_DESCRIPTION OF THE TASK_:
Your result should be every line of the records below that contains the word "내보내기".

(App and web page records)
========

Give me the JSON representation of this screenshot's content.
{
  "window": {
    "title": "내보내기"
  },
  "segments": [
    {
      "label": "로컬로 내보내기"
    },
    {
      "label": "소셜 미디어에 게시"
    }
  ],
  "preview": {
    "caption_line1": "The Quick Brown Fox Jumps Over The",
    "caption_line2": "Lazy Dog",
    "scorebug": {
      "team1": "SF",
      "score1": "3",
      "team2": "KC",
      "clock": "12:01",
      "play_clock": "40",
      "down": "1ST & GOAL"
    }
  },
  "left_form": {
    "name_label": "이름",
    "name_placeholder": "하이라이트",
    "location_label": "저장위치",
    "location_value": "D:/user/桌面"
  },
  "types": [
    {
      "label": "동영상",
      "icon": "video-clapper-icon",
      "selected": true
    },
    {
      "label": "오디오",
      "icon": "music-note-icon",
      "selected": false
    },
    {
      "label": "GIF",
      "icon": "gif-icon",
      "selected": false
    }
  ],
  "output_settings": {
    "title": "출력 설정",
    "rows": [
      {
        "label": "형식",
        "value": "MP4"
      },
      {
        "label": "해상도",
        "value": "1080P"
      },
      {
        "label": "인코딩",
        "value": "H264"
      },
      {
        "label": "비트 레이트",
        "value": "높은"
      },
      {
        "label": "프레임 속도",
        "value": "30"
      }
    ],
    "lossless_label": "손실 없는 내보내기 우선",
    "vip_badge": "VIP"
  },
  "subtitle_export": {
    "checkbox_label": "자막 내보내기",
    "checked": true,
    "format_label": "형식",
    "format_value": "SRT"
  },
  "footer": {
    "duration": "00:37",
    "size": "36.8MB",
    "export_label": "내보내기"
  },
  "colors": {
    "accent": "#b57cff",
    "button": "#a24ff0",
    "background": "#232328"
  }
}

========

_REPLY TO THE TASK_:
    "title": "내보내기"
      "label": "로컬로 내보내기"
    "lossless_label": "손실 없는 내보내기 우선",
    "checkbox_label": "자막 내보내기",
    "export_label": "내보내기"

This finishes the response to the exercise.